1. **Employer-Sponsored Coverage:**
– Group life insurance is often offered as part of an employer’s benefits package. Employers may either fully fund the coverage or share the costs with employees, and it is usually more affordable than individual life insurance.

2. **Term Life Insurance:**
– Group life insurance policies are typically term life insurance, providing coverage for a specified period, such as one year. They do not accumulate cash value, and coverage usually ends when an employee leaves the group.

3. **Coverage Amounts:**
– Employers may offer a basic level of coverage to all eligible employees, and employees may have the option to purchase additional coverage based on their needs. The coverage amount is often expressed as a multiple of the employee’s salary (e.g., one or two times annual salary).

4. **Simplified Underwriting:**
– Group life insurance policies often involve simplified underwriting processes, and employees may not be required to undergo a medical examination to qualify for coverage. This makes it more accessible for a larger number of individuals within the group.

5. **Automatic Enrollment:**
– In many cases, employees are automatically enrolled in the basic group life insurance plan, and they may have the option to decline or adjust their coverage. This automatic enrollment helps ensure that a significant portion of the workforce has some level of life insurance protection.

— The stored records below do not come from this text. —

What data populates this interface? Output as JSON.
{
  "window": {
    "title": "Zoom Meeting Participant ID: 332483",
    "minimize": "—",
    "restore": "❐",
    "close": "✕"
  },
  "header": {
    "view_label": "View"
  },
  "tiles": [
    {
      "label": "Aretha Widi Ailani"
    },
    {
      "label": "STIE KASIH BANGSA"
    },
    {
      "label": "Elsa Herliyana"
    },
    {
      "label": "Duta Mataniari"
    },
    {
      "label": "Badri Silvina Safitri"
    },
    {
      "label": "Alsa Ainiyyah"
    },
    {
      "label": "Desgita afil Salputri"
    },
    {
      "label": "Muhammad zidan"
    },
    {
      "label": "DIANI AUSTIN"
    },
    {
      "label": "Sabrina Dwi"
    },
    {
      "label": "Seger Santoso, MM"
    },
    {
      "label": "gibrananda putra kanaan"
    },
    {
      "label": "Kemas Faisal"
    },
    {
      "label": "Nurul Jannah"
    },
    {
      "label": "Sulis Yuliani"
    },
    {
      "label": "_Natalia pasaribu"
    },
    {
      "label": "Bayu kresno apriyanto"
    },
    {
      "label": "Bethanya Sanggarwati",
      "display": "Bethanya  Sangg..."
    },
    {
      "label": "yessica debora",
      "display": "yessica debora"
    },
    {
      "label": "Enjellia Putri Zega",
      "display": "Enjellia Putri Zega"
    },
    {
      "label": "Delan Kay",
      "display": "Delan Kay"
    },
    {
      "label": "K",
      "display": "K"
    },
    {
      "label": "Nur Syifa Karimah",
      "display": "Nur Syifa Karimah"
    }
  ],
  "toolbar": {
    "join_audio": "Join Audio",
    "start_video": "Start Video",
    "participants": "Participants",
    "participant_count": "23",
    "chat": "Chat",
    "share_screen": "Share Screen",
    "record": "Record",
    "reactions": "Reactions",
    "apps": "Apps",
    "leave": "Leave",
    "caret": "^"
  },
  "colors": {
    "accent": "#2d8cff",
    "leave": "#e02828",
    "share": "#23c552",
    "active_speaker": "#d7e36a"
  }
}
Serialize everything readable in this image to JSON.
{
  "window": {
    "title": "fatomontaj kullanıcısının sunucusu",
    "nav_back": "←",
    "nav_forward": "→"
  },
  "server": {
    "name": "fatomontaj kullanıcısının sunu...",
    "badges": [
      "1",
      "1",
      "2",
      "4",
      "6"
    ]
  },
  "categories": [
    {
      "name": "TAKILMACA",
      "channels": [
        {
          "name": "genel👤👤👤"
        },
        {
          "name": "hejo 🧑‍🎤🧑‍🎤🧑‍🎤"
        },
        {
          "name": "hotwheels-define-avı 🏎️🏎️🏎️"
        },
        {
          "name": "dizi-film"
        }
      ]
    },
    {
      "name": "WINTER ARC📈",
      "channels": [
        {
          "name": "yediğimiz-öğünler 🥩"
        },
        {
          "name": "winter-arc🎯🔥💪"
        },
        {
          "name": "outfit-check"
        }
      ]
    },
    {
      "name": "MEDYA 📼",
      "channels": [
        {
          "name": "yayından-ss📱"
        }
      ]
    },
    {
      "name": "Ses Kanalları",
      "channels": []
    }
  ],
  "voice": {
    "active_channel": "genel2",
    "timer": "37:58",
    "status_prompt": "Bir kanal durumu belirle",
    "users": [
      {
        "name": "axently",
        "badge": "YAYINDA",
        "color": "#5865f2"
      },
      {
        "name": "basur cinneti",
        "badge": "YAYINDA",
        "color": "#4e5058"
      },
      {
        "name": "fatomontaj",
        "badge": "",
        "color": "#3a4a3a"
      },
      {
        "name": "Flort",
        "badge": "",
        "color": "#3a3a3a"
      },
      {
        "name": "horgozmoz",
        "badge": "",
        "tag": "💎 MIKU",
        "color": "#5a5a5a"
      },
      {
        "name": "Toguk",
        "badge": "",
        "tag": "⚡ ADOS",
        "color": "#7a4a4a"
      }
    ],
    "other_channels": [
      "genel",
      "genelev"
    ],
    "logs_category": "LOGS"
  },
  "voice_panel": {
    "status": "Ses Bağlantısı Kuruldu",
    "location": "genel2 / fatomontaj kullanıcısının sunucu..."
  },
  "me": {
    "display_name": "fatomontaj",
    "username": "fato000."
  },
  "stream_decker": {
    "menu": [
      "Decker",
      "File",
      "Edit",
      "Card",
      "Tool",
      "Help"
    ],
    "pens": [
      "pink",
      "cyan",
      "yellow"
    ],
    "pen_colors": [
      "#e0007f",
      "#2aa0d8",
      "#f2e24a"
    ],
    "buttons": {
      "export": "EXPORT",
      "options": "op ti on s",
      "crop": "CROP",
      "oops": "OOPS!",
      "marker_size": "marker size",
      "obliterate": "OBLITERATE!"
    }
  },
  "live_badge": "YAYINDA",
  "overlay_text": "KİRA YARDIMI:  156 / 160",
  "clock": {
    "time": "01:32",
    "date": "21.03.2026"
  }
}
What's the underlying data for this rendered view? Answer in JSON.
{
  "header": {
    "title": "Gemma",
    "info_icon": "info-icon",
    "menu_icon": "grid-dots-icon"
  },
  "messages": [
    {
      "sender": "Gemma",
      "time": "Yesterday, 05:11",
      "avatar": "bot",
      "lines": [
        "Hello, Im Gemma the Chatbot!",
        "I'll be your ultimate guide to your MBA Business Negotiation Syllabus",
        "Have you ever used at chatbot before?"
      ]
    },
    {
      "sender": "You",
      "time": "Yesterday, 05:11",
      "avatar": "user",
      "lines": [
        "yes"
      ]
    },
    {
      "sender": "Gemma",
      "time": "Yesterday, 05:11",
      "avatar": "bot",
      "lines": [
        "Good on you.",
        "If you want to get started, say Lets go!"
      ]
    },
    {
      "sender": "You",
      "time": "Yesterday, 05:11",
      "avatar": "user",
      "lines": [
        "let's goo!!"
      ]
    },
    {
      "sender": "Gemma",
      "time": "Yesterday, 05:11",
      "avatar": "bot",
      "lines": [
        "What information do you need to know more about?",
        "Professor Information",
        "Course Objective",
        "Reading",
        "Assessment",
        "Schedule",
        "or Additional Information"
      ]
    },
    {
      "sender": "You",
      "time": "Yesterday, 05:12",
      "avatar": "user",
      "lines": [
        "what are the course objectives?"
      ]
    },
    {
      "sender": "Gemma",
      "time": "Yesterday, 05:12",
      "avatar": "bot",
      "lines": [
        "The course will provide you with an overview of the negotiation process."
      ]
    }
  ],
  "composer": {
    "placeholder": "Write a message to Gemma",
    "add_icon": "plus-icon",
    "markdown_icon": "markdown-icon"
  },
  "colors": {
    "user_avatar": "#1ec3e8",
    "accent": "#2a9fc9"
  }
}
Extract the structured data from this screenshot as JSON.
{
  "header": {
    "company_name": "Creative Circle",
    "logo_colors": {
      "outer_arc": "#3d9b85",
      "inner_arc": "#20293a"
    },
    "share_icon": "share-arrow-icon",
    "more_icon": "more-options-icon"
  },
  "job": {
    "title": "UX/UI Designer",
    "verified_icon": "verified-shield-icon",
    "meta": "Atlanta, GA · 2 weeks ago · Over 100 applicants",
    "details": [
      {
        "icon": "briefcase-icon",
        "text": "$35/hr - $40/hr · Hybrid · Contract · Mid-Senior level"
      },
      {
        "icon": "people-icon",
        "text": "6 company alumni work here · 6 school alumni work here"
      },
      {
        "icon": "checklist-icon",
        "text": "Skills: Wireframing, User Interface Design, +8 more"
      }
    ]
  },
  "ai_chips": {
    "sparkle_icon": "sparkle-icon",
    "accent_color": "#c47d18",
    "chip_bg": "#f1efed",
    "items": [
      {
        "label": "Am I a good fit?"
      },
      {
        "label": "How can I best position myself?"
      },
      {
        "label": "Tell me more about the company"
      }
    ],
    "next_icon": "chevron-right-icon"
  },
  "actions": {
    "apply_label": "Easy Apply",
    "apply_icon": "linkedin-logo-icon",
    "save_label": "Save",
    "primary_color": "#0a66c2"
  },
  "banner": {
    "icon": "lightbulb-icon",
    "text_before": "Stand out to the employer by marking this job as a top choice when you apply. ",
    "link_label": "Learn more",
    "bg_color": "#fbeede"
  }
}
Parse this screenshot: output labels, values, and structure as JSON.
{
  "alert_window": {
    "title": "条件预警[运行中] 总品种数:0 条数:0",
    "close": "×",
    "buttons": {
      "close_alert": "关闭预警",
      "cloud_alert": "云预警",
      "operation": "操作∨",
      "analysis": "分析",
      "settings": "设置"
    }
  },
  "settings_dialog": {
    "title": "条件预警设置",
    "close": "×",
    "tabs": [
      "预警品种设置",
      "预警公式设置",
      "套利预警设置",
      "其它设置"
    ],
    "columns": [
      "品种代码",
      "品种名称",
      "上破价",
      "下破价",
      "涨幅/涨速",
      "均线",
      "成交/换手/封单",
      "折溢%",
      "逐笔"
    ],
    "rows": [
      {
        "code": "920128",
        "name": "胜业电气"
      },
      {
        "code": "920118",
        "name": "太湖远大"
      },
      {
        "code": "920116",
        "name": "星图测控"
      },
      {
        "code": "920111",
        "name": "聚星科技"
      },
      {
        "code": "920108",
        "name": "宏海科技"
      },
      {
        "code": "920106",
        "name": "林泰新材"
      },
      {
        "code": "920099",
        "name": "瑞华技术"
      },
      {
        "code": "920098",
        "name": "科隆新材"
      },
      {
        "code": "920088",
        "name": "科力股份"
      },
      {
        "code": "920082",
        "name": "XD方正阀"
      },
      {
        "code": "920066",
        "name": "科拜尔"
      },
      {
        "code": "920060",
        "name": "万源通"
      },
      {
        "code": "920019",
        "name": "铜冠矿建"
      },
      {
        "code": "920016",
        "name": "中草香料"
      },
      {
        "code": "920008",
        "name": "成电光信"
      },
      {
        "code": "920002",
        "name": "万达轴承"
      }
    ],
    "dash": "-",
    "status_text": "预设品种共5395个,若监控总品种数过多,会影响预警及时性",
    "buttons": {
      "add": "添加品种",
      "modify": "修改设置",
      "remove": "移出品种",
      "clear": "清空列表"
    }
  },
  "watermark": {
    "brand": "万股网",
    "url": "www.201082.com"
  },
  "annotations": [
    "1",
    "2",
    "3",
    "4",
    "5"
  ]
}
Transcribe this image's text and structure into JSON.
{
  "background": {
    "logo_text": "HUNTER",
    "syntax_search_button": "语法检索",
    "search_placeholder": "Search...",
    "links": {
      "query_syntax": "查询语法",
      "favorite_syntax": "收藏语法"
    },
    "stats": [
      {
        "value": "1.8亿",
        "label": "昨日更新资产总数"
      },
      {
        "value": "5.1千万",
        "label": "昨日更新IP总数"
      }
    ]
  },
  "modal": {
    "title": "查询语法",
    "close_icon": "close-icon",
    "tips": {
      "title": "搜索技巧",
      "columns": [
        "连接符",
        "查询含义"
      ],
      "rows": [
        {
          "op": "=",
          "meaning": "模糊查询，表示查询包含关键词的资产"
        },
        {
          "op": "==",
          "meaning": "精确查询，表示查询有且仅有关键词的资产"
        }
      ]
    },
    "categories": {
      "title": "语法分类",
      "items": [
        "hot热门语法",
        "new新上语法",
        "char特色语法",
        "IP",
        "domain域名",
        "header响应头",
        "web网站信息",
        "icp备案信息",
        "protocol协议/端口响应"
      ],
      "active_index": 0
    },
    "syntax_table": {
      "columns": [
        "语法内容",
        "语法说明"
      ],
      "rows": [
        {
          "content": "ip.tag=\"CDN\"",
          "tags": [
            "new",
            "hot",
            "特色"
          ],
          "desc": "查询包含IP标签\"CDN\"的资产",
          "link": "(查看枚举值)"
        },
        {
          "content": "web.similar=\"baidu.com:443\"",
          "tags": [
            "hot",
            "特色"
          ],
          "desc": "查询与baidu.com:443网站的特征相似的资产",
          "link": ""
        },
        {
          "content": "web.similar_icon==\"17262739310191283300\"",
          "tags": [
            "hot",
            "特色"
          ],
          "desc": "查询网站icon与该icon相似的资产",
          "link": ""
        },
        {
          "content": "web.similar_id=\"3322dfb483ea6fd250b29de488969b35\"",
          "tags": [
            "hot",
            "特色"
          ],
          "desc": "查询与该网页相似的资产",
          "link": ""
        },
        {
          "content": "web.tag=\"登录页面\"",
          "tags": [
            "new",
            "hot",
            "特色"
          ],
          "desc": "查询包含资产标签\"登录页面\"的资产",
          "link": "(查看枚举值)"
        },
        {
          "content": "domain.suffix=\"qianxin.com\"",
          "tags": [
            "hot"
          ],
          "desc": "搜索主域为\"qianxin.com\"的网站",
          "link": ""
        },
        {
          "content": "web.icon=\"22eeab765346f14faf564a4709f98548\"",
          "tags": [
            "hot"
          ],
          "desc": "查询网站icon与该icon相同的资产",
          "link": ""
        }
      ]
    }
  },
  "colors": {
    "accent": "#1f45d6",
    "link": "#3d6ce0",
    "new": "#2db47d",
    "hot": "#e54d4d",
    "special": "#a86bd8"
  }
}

6. **Portability:**
– Some group life insurance policies offer portability features, allowing employees to retain their coverage if they leave the company. This may be subject to certain conditions and often involves the employee assuming the premium payments.

7. **Beneficiary Designation:**
– Employees typically have the flexibility to designate beneficiaries who will receive the death benefit in the event of their passing. Beneficiaries may include spouses, children, or other dependents.

8. **Tax Implications:**
– In many jurisdictions, group life insurance benefits are often tax-free for the beneficiaries. Employers may also receive tax advantages for offering group life insurance as part of their employee benefits package.

9. **Supplemental Options:**
– Some group life insurance plans offer supplemental options, such as accidental death and dismemberment (AD&D) coverage, which pays additional benefits if the insured’s death is the result of an accident.

10. **Employee Value:**
– Group life insurance is considered a valuable employee benefit and can contribute to employee satisfaction, loyalty, and overall well-being.

It’s essential for both employers and employees to review the terms and conditions of group life insurance policies to understand coverage limits, beneficiary designations, and any additional features or options available.